ASSIGNMENT:
Retrieve every line from the records in which the word "可以直接开始格式转换" occurs.

SOURCE MATERIAL:
◇ ◇ ◇
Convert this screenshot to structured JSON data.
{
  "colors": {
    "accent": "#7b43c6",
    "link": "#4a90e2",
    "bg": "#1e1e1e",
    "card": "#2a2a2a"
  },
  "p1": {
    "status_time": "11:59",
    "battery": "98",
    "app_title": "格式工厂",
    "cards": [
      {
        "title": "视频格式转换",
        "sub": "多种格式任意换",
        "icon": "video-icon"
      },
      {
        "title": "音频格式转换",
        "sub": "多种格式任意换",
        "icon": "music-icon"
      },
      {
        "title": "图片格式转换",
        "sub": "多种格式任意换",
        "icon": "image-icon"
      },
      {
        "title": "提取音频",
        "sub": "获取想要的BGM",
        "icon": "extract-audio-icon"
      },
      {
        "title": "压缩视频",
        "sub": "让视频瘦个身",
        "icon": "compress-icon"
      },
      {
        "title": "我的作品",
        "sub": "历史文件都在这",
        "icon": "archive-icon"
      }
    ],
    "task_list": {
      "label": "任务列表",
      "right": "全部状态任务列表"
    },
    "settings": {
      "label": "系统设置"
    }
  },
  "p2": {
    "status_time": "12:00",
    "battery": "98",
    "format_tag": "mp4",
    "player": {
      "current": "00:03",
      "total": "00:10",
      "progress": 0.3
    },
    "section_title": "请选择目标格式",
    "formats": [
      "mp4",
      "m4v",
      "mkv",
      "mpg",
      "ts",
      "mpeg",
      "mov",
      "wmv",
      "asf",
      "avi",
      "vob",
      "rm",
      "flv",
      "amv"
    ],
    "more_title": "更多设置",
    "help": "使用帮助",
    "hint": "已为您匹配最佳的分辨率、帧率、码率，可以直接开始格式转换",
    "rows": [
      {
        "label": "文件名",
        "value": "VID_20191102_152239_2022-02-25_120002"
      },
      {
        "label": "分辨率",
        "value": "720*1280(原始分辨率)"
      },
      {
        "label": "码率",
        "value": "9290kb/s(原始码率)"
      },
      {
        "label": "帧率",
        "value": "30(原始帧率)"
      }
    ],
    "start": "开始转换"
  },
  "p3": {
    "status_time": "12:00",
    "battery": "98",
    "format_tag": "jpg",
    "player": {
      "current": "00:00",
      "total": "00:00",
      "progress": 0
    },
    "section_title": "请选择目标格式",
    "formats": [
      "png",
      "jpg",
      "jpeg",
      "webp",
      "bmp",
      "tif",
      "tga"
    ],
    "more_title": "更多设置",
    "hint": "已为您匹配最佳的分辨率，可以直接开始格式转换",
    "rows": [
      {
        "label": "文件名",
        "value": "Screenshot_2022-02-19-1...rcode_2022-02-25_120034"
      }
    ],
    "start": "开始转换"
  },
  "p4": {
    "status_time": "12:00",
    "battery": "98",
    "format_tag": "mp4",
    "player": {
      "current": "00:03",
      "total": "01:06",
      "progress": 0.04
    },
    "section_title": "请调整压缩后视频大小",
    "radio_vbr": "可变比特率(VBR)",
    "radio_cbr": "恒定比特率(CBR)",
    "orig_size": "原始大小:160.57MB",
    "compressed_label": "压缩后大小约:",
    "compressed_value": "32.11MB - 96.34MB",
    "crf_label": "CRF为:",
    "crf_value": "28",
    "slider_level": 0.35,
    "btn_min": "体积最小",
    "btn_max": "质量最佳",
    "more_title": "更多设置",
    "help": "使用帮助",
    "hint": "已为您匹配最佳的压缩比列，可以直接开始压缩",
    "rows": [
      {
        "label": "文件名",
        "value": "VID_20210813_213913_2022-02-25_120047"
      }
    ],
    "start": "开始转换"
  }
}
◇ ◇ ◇
TASK OUTPUT:
    "hint": "已为您匹配最佳的分辨率、帧率、码率，可以直接开始格式转换",
    "hint": "已为您匹配最佳的分辨率，可以直接开始格式转换",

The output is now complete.